Material shown
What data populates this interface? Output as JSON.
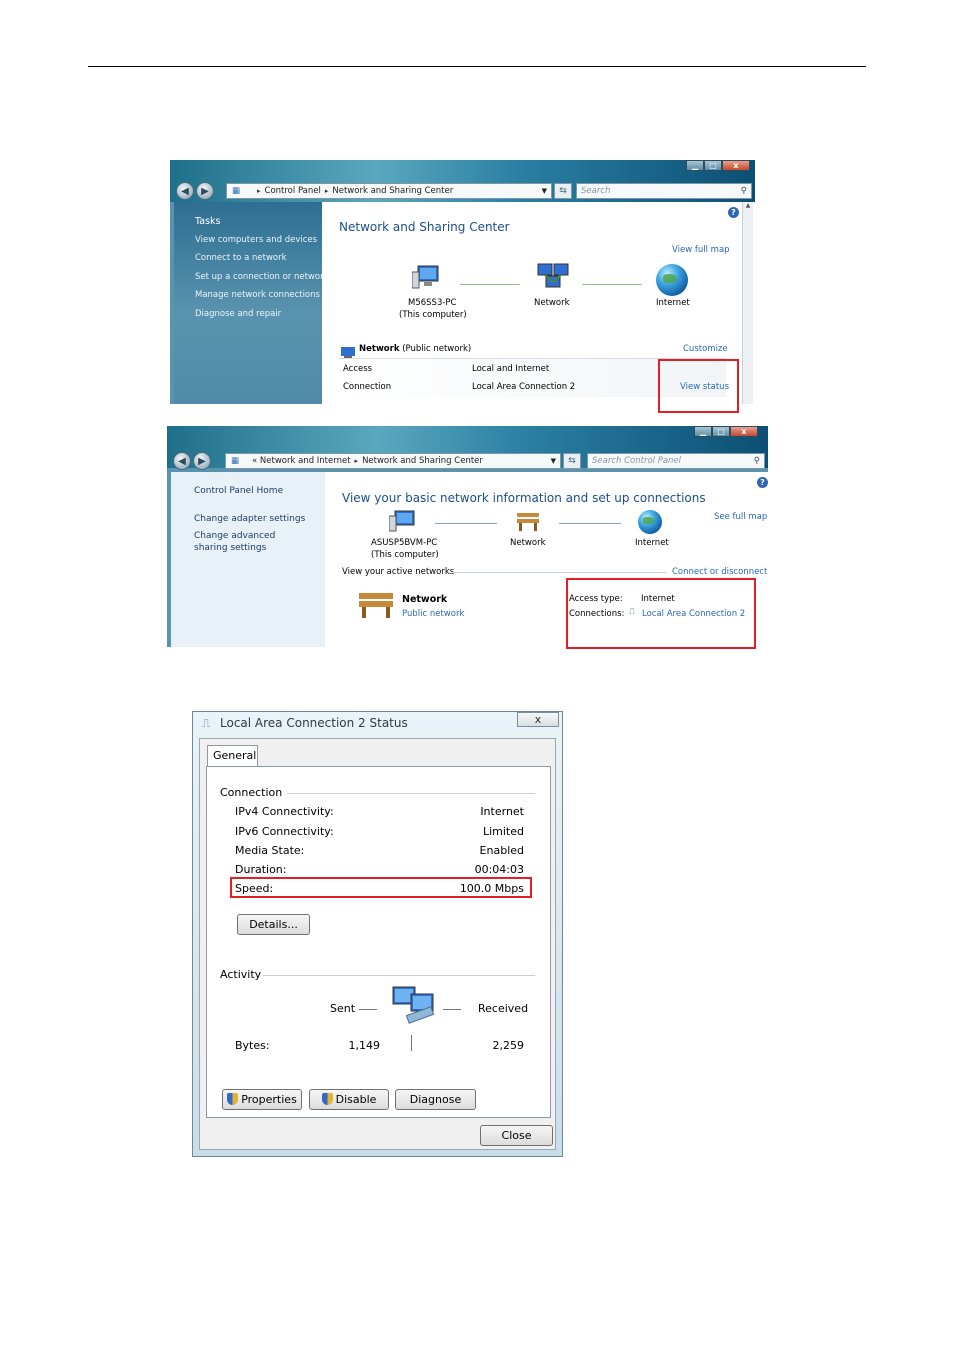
{
  "win1": {
    "address": [
      "Control Panel",
      "Network and Sharing Center"
    ],
    "search_placeholder": "Search",
    "controls": {
      "minimize": "▁",
      "maximize": "□",
      "close": "x"
    },
    "sidebar": {
      "title": "Tasks",
      "items": [
        "View computers and devices",
        "Connect to a network",
        "Set up a connection or network",
        "Manage network connections",
        "Diagnose and repair"
      ]
    },
    "heading": "Network and Sharing Center",
    "view_full_map": "View full map",
    "nodes": {
      "computer": "M56SS3-PC",
      "computer_sub": "(This computer)",
      "network": "Network",
      "internet": "Internet"
    },
    "network_name": "Network",
    "network_type": "(Public network)",
    "customize": "Customize",
    "rows": [
      {
        "label": "Access",
        "value": "Local and Internet"
      },
      {
        "label": "Connection",
        "value": "Local Area Connection 2"
      }
    ],
    "view_status": "View status"
  },
  "win2": {
    "address": [
      "Network and Internet",
      "Network and Sharing Center"
    ],
    "address_prefix": "«",
    "search_placeholder": "Search Control Panel",
    "controls": {
      "minimize": "▁",
      "maximize": "□",
      "close": "x"
    },
    "sidebar": {
      "home": "Control Panel Home",
      "items": [
        "Change adapter settings",
        "Change advanced sharing settings"
      ]
    },
    "heading": "View your basic network information and set up connections",
    "see_full_map": "See full map",
    "nodes": {
      "computer": "ASUSP5BVM-PC",
      "computer_sub": "(This computer)",
      "network": "Network",
      "internet": "Internet"
    },
    "active_networks": "View your active networks",
    "connect_disconnect": "Connect or disconnect",
    "network_name": "Network",
    "network_type": "Public network",
    "access_type_label": "Access type:",
    "access_type_value": "Internet",
    "connections_label": "Connections:",
    "connections_value": "Local Area Connection 2"
  },
  "dialog": {
    "title": "Local Area Connection 2 Status",
    "close_x": "x",
    "tab": "General",
    "connection_group": "Connection",
    "connection_rows": [
      {
        "label": "IPv4 Connectivity:",
        "value": "Internet"
      },
      {
        "label": "IPv6 Connectivity:",
        "value": "Limited"
      },
      {
        "label": "Media State:",
        "value": "Enabled"
      },
      {
        "label": "Duration:",
        "value": "00:04:03"
      },
      {
        "label": "Speed:",
        "value": "100.0 Mbps"
      }
    ],
    "details_button": "Details...",
    "activity_group": "Activity",
    "sent_label": "Sent",
    "received_label": "Received",
    "bytes_label": "Bytes:",
    "bytes_sent": "1,149",
    "bytes_received": "2,259",
    "properties_button": "Properties",
    "disable_button": "Disable",
    "diagnose_button": "Diagnose",
    "close_button": "Close"
  }
}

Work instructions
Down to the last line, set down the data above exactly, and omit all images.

Answer space
What data populates this interface? Output as JSON.
{
  "win1": {
    "address": [
      "Control Panel",
      "Network and Sharing Center"
    ],
    "search_placeholder": "Search",
    "controls": {
      "minimize": "▁",
      "maximize": "□",
      "close": "x"
    },
    "sidebar": {
      "title": "Tasks",
      "items": [
        "View computers and devices",
        "Connect to a network",
        "Set up a connection or network",
        "Manage network connections",
        "Diagnose and repair"
      ]
    },
    "heading": "Network and Sharing Center",
    "view_full_map": "View full map",
    "nodes": {
      "computer": "M56SS3-PC",
      "computer_sub": "(This computer)",
      "network": "Network",
      "internet": "Internet"
    },
    "network_name": "Network",
    "network_type": "(Public network)",
    "customize": "Customize",
    "rows": [
      {
        "label": "Access",
        "value": "Local and Internet"
      },
      {
        "label": "Connection",
        "value": "Local Area Connection 2"
      }
    ],
    "view_status": "View status"
  },
  "win2": {
    "address": [
      "Network and Internet",
      "Network and Sharing Center"
    ],
    "address_prefix": "«",
    "search_placeholder": "Search Control Panel",
    "controls": {
      "minimize": "▁",
      "maximize": "□",
      "close": "x"
    },
    "sidebar": {
      "home": "Control Panel Home",
      "items": [
        "Change adapter settings",
        "Change advanced sharing settings"
      ]
    },
    "heading": "View your basic network information and set up connections",
    "see_full_map": "See full map",
    "nodes": {
      "computer": "ASUSP5BVM-PC",
      "computer_sub": "(This computer)",
      "network": "Network",
      "internet": "Internet"
    },
    "active_networks": "View your active networks",
    "connect_disconnect": "Connect or disconnect",
    "network_name": "Network",
    "network_type": "Public network",
    "access_type_label": "Access type:",
    "access_type_value": "Internet",
    "connections_label": "Connections:",
    "connections_value": "Local Area Connection 2"
  },
  "dialog": {
    "title": "Local Area Connection 2 Status",
    "close_x": "x",
    "tab": "General",
    "connection_group": "Connection",
    "connection_rows": [
      {
        "label": "IPv4 Connectivity:",
        "value": "Internet"
      },
      {
        "label": "IPv6 Connectivity:",
        "value": "Limited"
      },
      {
        "label": "Media State:",
        "value": "Enabled"
      },
      {
        "label": "Duration:",
        "value": "00:04:03"
      },
      {
        "label": "Speed:",
        "value": "100.0 Mbps"
      }
    ],
    "details_button": "Details...",
    "activity_group": "Activity",
    "sent_label": "Sent",
    "received_label": "Received",
    "bytes_label": "Bytes:",
    "bytes_sent": "1,149",
    "bytes_received": "2,259",
    "properties_button": "Properties",
    "disable_button": "Disable",
    "diagnose_button": "Diagnose",
    "close_button": "Close"
  }
}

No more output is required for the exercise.